# Task description
Read through the listing below and return only the lines containing "pvsToUse".

═════ Information shown

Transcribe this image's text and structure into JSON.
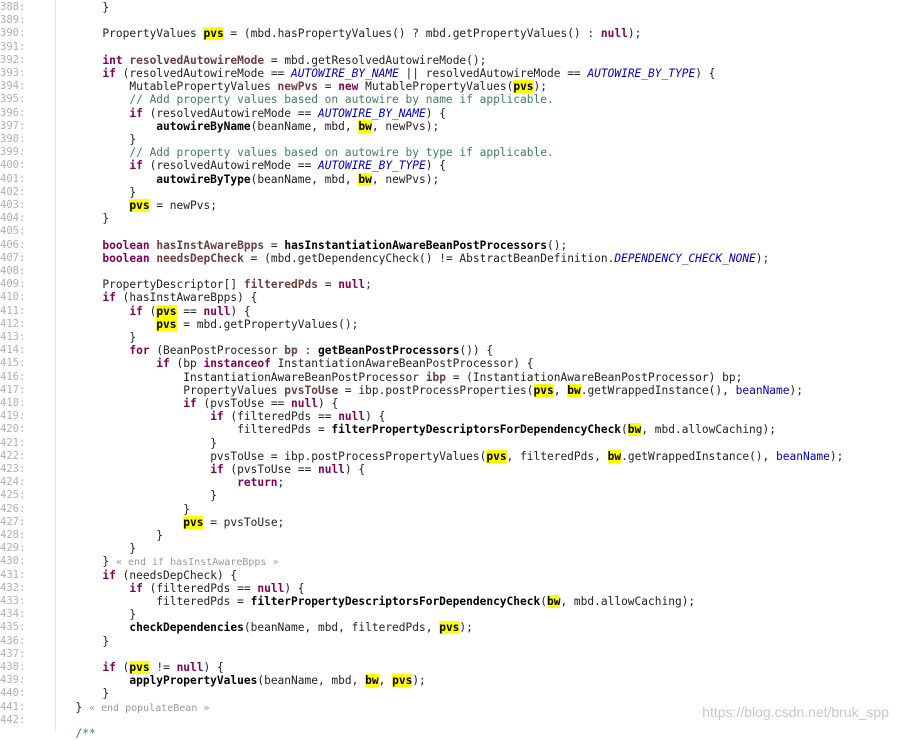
{
  "editor": {
    "lines": [
      {
        "n": "388:",
        "indent": "      ",
        "tokens": [
          [
            "pl",
            "}"
          ]
        ]
      },
      {
        "n": "389:",
        "indent": "",
        "tokens": []
      },
      {
        "n": "390:",
        "indent": "      ",
        "tokens": [
          [
            "pl",
            "PropertyValues "
          ],
          [
            "hl",
            "pvs"
          ],
          [
            "pl",
            " = (mbd.hasPropertyValues() ? mbd.getPropertyValues() : "
          ],
          [
            "kw",
            "null"
          ],
          [
            "pl",
            ");"
          ]
        ]
      },
      {
        "n": "391:",
        "indent": "",
        "tokens": []
      },
      {
        "n": "392:",
        "indent": "      ",
        "tokens": [
          [
            "kw",
            "int"
          ],
          [
            "pl",
            " "
          ],
          [
            "lc",
            "resolvedAutowireMode"
          ],
          [
            "pl",
            " = mbd.getResolvedAutowireMode();"
          ]
        ]
      },
      {
        "n": "393:",
        "indent": "      ",
        "tokens": [
          [
            "kw",
            "if"
          ],
          [
            "pl",
            " (resolvedAutowireMode == "
          ],
          [
            "const",
            "AUTOWIRE_BY_NAME"
          ],
          [
            "pl",
            " || resolvedAutowireMode == "
          ],
          [
            "const",
            "AUTOWIRE_BY_TYPE"
          ],
          [
            "pl",
            ") {"
          ]
        ]
      },
      {
        "n": "394:",
        "indent": "          ",
        "tokens": [
          [
            "pl",
            "MutablePropertyValues "
          ],
          [
            "lc",
            "newPvs"
          ],
          [
            "pl",
            " = "
          ],
          [
            "kw",
            "new"
          ],
          [
            "pl",
            " MutablePropertyValues("
          ],
          [
            "hl",
            "pvs"
          ],
          [
            "pl",
            ");"
          ]
        ]
      },
      {
        "n": "395:",
        "indent": "          ",
        "tokens": [
          [
            "cm",
            "// Add property values based on autowire by name if applicable."
          ]
        ]
      },
      {
        "n": "396:",
        "indent": "          ",
        "tokens": [
          [
            "kw",
            "if"
          ],
          [
            "pl",
            " (resolvedAutowireMode == "
          ],
          [
            "const",
            "AUTOWIRE_BY_NAME"
          ],
          [
            "pl",
            ") {"
          ]
        ]
      },
      {
        "n": "397:",
        "indent": "              ",
        "tokens": [
          [
            "fn",
            "autowireByName"
          ],
          [
            "pl",
            "(beanName, mbd, "
          ],
          [
            "hl",
            "bw"
          ],
          [
            "pl",
            ", newPvs);"
          ]
        ]
      },
      {
        "n": "398:",
        "indent": "          ",
        "tokens": [
          [
            "pl",
            "}"
          ]
        ]
      },
      {
        "n": "399:",
        "indent": "          ",
        "tokens": [
          [
            "cm",
            "// Add property values based on autowire by type if applicable."
          ]
        ]
      },
      {
        "n": "400:",
        "indent": "          ",
        "tokens": [
          [
            "kw",
            "if"
          ],
          [
            "pl",
            " (resolvedAutowireMode == "
          ],
          [
            "const",
            "AUTOWIRE_BY_TYPE"
          ],
          [
            "pl",
            ") {"
          ]
        ]
      },
      {
        "n": "401:",
        "indent": "              ",
        "tokens": [
          [
            "fn",
            "autowireByType"
          ],
          [
            "pl",
            "(beanName, mbd, "
          ],
          [
            "hl",
            "bw"
          ],
          [
            "pl",
            ", newPvs);"
          ]
        ]
      },
      {
        "n": "402:",
        "indent": "          ",
        "tokens": [
          [
            "pl",
            "}"
          ]
        ]
      },
      {
        "n": "403:",
        "indent": "          ",
        "tokens": [
          [
            "hl",
            "pvs"
          ],
          [
            "pl",
            " = newPvs;"
          ]
        ]
      },
      {
        "n": "404:",
        "indent": "      ",
        "tokens": [
          [
            "pl",
            "}"
          ]
        ]
      },
      {
        "n": "405:",
        "indent": "",
        "tokens": []
      },
      {
        "n": "406:",
        "indent": "      ",
        "tokens": [
          [
            "kw",
            "boolean"
          ],
          [
            "pl",
            " "
          ],
          [
            "lc",
            "hasInstAwareBpps"
          ],
          [
            "pl",
            " = "
          ],
          [
            "fn",
            "hasInstantiationAwareBeanPostProcessors"
          ],
          [
            "pl",
            "();"
          ]
        ]
      },
      {
        "n": "407:",
        "indent": "      ",
        "tokens": [
          [
            "kw",
            "boolean"
          ],
          [
            "pl",
            " "
          ],
          [
            "lc",
            "needsDepCheck"
          ],
          [
            "pl",
            " = (mbd.getDependencyCheck() != AbstractBeanDefinition."
          ],
          [
            "const",
            "DEPENDENCY_CHECK_NONE"
          ],
          [
            "pl",
            ");"
          ]
        ]
      },
      {
        "n": "408:",
        "indent": "",
        "tokens": []
      },
      {
        "n": "409:",
        "indent": "      ",
        "tokens": [
          [
            "pl",
            "PropertyDescriptor[] "
          ],
          [
            "lc",
            "filteredPds"
          ],
          [
            "pl",
            " = "
          ],
          [
            "kw",
            "null"
          ],
          [
            "pl",
            ";"
          ]
        ]
      },
      {
        "n": "410:",
        "indent": "      ",
        "tokens": [
          [
            "kw",
            "if"
          ],
          [
            "pl",
            " (hasInstAwareBpps) {"
          ]
        ]
      },
      {
        "n": "411:",
        "indent": "          ",
        "tokens": [
          [
            "kw",
            "if"
          ],
          [
            "pl",
            " ("
          ],
          [
            "hl",
            "pvs"
          ],
          [
            "pl",
            " == "
          ],
          [
            "kw",
            "null"
          ],
          [
            "pl",
            ") {"
          ]
        ]
      },
      {
        "n": "412:",
        "indent": "              ",
        "tokens": [
          [
            "hl",
            "pvs"
          ],
          [
            "pl",
            " = mbd.getPropertyValues();"
          ]
        ]
      },
      {
        "n": "413:",
        "indent": "          ",
        "tokens": [
          [
            "pl",
            "}"
          ]
        ]
      },
      {
        "n": "414:",
        "indent": "          ",
        "tokens": [
          [
            "kw",
            "for"
          ],
          [
            "pl",
            " (BeanPostProcessor "
          ],
          [
            "lc",
            "bp"
          ],
          [
            "pl",
            " : "
          ],
          [
            "fn",
            "getBeanPostProcessors"
          ],
          [
            "pl",
            "()) {"
          ]
        ]
      },
      {
        "n": "415:",
        "indent": "              ",
        "tokens": [
          [
            "kw",
            "if"
          ],
          [
            "pl",
            " (bp "
          ],
          [
            "kw",
            "instanceof"
          ],
          [
            "pl",
            " InstantiationAwareBeanPostProcessor) {"
          ]
        ]
      },
      {
        "n": "416:",
        "indent": "                  ",
        "tokens": [
          [
            "pl",
            "InstantiationAwareBeanPostProcessor "
          ],
          [
            "lc",
            "ibp"
          ],
          [
            "pl",
            " = (InstantiationAwareBeanPostProcessor) bp;"
          ]
        ]
      },
      {
        "n": "417:",
        "indent": "                  ",
        "tokens": [
          [
            "pl",
            "PropertyValues "
          ],
          [
            "lc",
            "pvsToUse"
          ],
          [
            "pl",
            " = ibp.postProcessProperties("
          ],
          [
            "hl",
            "pvs"
          ],
          [
            "pl",
            ", "
          ],
          [
            "hl",
            "bw"
          ],
          [
            "pl",
            ".getWrappedInstance(), "
          ],
          [
            "fd",
            "beanName"
          ],
          [
            "pl",
            ");"
          ]
        ]
      },
      {
        "n": "418:",
        "indent": "                  ",
        "tokens": [
          [
            "kw",
            "if"
          ],
          [
            "pl",
            " (pvsToUse == "
          ],
          [
            "kw",
            "null"
          ],
          [
            "pl",
            ") {"
          ]
        ]
      },
      {
        "n": "419:",
        "indent": "                      ",
        "tokens": [
          [
            "kw",
            "if"
          ],
          [
            "pl",
            " (filteredPds == "
          ],
          [
            "kw",
            "null"
          ],
          [
            "pl",
            ") {"
          ]
        ]
      },
      {
        "n": "420:",
        "indent": "                          ",
        "tokens": [
          [
            "pl",
            "filteredPds = "
          ],
          [
            "fn",
            "filterPropertyDescriptorsForDependencyCheck"
          ],
          [
            "pl",
            "("
          ],
          [
            "hl",
            "bw"
          ],
          [
            "pl",
            ", mbd.allowCaching);"
          ]
        ]
      },
      {
        "n": "421:",
        "indent": "                      ",
        "tokens": [
          [
            "pl",
            "}"
          ]
        ]
      },
      {
        "n": "422:",
        "indent": "                      ",
        "tokens": [
          [
            "pl",
            "pvsToUse = ibp.postProcessPropertyValues("
          ],
          [
            "hl",
            "pvs"
          ],
          [
            "pl",
            ", filteredPds, "
          ],
          [
            "hl",
            "bw"
          ],
          [
            "pl",
            ".getWrappedInstance(), "
          ],
          [
            "fd",
            "beanName"
          ],
          [
            "pl",
            ");"
          ]
        ]
      },
      {
        "n": "423:",
        "indent": "                      ",
        "tokens": [
          [
            "kw",
            "if"
          ],
          [
            "pl",
            " (pvsToUse == "
          ],
          [
            "kw",
            "null"
          ],
          [
            "pl",
            ") {"
          ]
        ]
      },
      {
        "n": "424:",
        "indent": "                          ",
        "tokens": [
          [
            "kw",
            "return"
          ],
          [
            "pl",
            ";"
          ]
        ]
      },
      {
        "n": "425:",
        "indent": "                      ",
        "tokens": [
          [
            "pl",
            "}"
          ]
        ]
      },
      {
        "n": "426:",
        "indent": "                  ",
        "tokens": [
          [
            "pl",
            "}"
          ]
        ]
      },
      {
        "n": "427:",
        "indent": "                  ",
        "tokens": [
          [
            "hl",
            "pvs"
          ],
          [
            "pl",
            " = pvsToUse;"
          ]
        ]
      },
      {
        "n": "428:",
        "indent": "              ",
        "tokens": [
          [
            "pl",
            "}"
          ]
        ]
      },
      {
        "n": "429:",
        "indent": "          ",
        "tokens": [
          [
            "pl",
            "}"
          ]
        ]
      },
      {
        "n": "430:",
        "indent": "      ",
        "tokens": [
          [
            "pl",
            "} "
          ],
          [
            "gray",
            "« end if hasInstAwareBpps »"
          ]
        ]
      },
      {
        "n": "431:",
        "indent": "      ",
        "tokens": [
          [
            "kw",
            "if"
          ],
          [
            "pl",
            " (needsDepCheck) {"
          ]
        ]
      },
      {
        "n": "432:",
        "indent": "          ",
        "tokens": [
          [
            "kw",
            "if"
          ],
          [
            "pl",
            " (filteredPds == "
          ],
          [
            "kw",
            "null"
          ],
          [
            "pl",
            ") {"
          ]
        ]
      },
      {
        "n": "433:",
        "indent": "              ",
        "tokens": [
          [
            "pl",
            "filteredPds = "
          ],
          [
            "fn",
            "filterPropertyDescriptorsForDependencyCheck"
          ],
          [
            "pl",
            "("
          ],
          [
            "hl",
            "bw"
          ],
          [
            "pl",
            ", mbd.allowCaching);"
          ]
        ]
      },
      {
        "n": "434:",
        "indent": "          ",
        "tokens": [
          [
            "pl",
            "}"
          ]
        ]
      },
      {
        "n": "435:",
        "indent": "          ",
        "tokens": [
          [
            "fn",
            "checkDependencies"
          ],
          [
            "pl",
            "(beanName, mbd, filteredPds, "
          ],
          [
            "hl",
            "pvs"
          ],
          [
            "pl",
            ");"
          ]
        ]
      },
      {
        "n": "436:",
        "indent": "      ",
        "tokens": [
          [
            "pl",
            "}"
          ]
        ]
      },
      {
        "n": "437:",
        "indent": "",
        "tokens": []
      },
      {
        "n": "438:",
        "indent": "      ",
        "tokens": [
          [
            "kw",
            "if"
          ],
          [
            "pl",
            " ("
          ],
          [
            "hl",
            "pvs"
          ],
          [
            "pl",
            " != "
          ],
          [
            "kw",
            "null"
          ],
          [
            "pl",
            ") {"
          ]
        ]
      },
      {
        "n": "439:",
        "indent": "          ",
        "tokens": [
          [
            "fn",
            "applyPropertyValues"
          ],
          [
            "pl",
            "(beanName, mbd, "
          ],
          [
            "hl",
            "bw"
          ],
          [
            "pl",
            ", "
          ],
          [
            "hl",
            "pvs"
          ],
          [
            "pl",
            ");"
          ]
        ]
      },
      {
        "n": "440:",
        "indent": "      ",
        "tokens": [
          [
            "pl",
            "}"
          ]
        ]
      },
      {
        "n": "441:",
        "indent": "  ",
        "tokens": [
          [
            "pl",
            "} "
          ],
          [
            "gray",
            "« end populateBean »"
          ]
        ]
      },
      {
        "n": "442:",
        "indent": "",
        "tokens": []
      },
      {
        "n": "",
        "indent": "  ",
        "tokens": [
          [
            "cm",
            "/**"
          ]
        ]
      }
    ]
  },
  "watermark": "https://blog.csdn.net/bruk_spp"
}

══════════

# Exercise result
            "pvsToUse"
            " (pvsToUse == "
            "pvsToUse = ibp.postProcessPropertyValues("
            " (pvsToUse == "
            " = pvsToUse;"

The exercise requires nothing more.